Too many good deeds doe not end well due to this sort of “hierarchical naivety”. In other words, we delude ourselves that power follows the organizational chart of the organization, while forgetting two essential socio-anthropological truths: a) a lower-ranking person who, however, holds a share of power, will do everything to block a decision made by a superior when feeling bypassed; b) the "superior" that we contacted has his own very precise "structure of incentive", where avoiding to upset his main collaborators weighs much more heavily than loyalty to that one (perhaps sincere) conversation he had with us. Hence, faced with the potential conflict between being faithful to his word to us, and the smooth running of his office, he will almost inevitably end up preferring the latter.
Therefore, in order to choose the right time and way to act, especially when we are moved by the desire for good (the "children of darkness" know these dynamics very well), we must first study and understand the relational morphology of power and identify where the real knots are, knots that are almost always different from those in the organizational chart and the "job descriptions". And then, pure as doves and shrewd as snakes, act, like Esther. Thus, the king and Haman attend the queen’s banquet and here comes the third twist in the story: a new postponement: «The king again asked Esther, “Now what is your petition? It will be given you”… Esther replied, “My petition and my request is this: If the king regards me with favour and if it pleases the king to grant my petition and fulfil my request, let the king and Haman come tomorrow to the banquet I will prepare for them”» (Esther 5,6-8). For some reason that remains veiled to us, Esther realizes that that first banquet was not the right time or moment to speak.
Beyond any possible psychological reasons, the narrative rhythm of the story gains considerably from this second postponement (never forget that we are inside a form of historical novel). Consequentially, we are gifted with another beautiful episode with Mordecai as the protagonist: «Haman went out that day happy and in high spirits. But when he saw Mordecai at the king’s gate and observed that he neither rose nor showed fear in his presence, he was filled with rage against Mordecai» ( Esther 5,9). Despite the crisis he was facing due to the awareness of the very serious effects that his gesture of dignity had caused his people (extermination), Mordecai is still there, continuing his Stabat.
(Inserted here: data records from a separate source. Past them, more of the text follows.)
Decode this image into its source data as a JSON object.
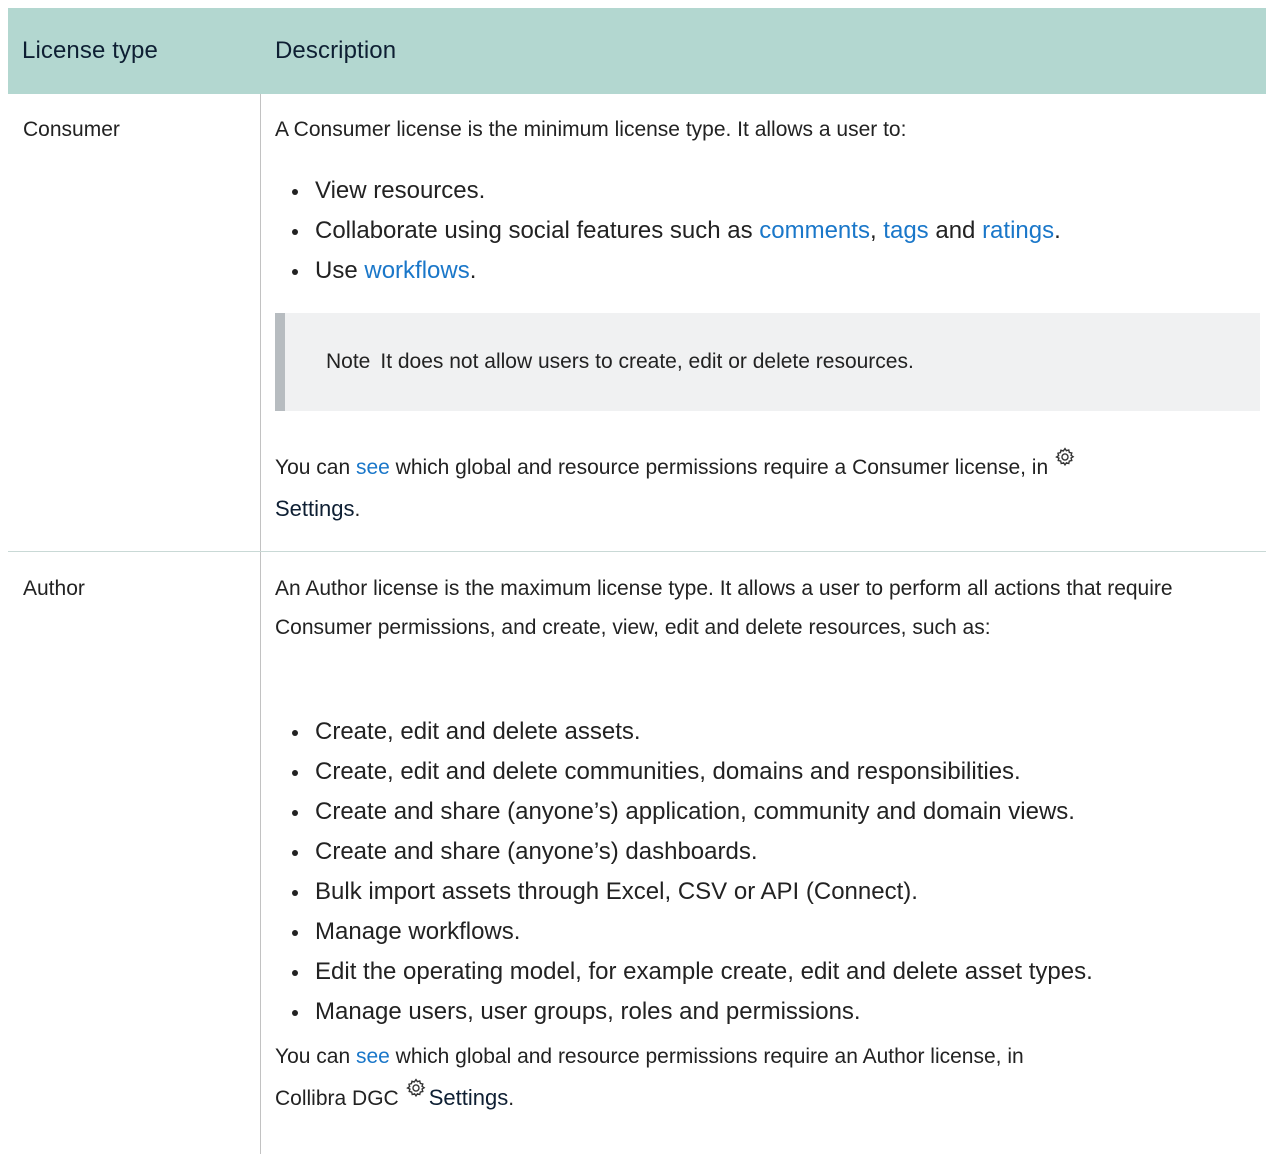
{
  "table": {
    "headers": {
      "license_type": "License type",
      "description": "Description"
    },
    "rows": [
      {
        "type": "Consumer",
        "intro": "A Consumer license is the minimum license type. It allows a user to:",
        "bullets": {
          "b1": "View resources.",
          "b2_pre": "Collaborate using social features such as ",
          "b2_link1": "comments",
          "b2_sep1": ", ",
          "b2_link2": "tags",
          "b2_sep2": " and ",
          "b2_link3": "ratings",
          "b2_end": ".",
          "b3_pre": "Use ",
          "b3_link": "workflows",
          "b3_end": "."
        },
        "note": {
          "label": "Note",
          "text": "It does not allow users to create, edit or delete resources."
        },
        "footer": {
          "pre": "You can ",
          "link": "see",
          "mid": " which global and resource permissions require a Consumer license, in",
          "icon": "gear-icon",
          "strong": "Settings",
          "end": "."
        }
      },
      {
        "type": "Author",
        "intro": "An Author license is the maximum license type. It allows a user to perform all actions that require Consumer permissions, and create, view, edit and delete resources, such as:",
        "bullets": [
          "Create, edit and delete assets.",
          "Create, edit and delete communities, domains and responsibilities.",
          "Create and share (anyone’s) application, community and domain views.",
          "Create and share (anyone’s) dashboards.",
          "Bulk import assets through Excel, CSV or API (Connect).",
          "Manage workflows.",
          "Edit the operating model, for example create, edit and delete asset types.",
          "Manage users, user groups, roles and permissions."
        ],
        "footer": {
          "pre": "You can ",
          "link": "see",
          "mid": " which global and resource permissions require an Author license, in",
          "mid2": "Collibra DGC",
          "icon": "gear-icon",
          "strong": "Settings",
          "end": "."
        }
      }
    ]
  },
  "colors": {
    "header_bg": "#b3d7d0",
    "link": "#1a77c9",
    "note_bg": "#f0f1f2",
    "note_border": "#b7bcc0"
  }
}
Not only does he not bow down in front of Haman, this time, the Hebrew text adds, as Haman passes «he neither rose nor showed fear », which were the typical gestures of subjects in front of those in power. The pain caused by the effects of his gesture had not convinced him to put an end to it. The edict had been issued, of course, but perhaps there is another message in Mordecai's gesture: when one begins to resist in order to save one's dignity, one must never stop, when one has managed to raise one's head once, one must hold it up, forever.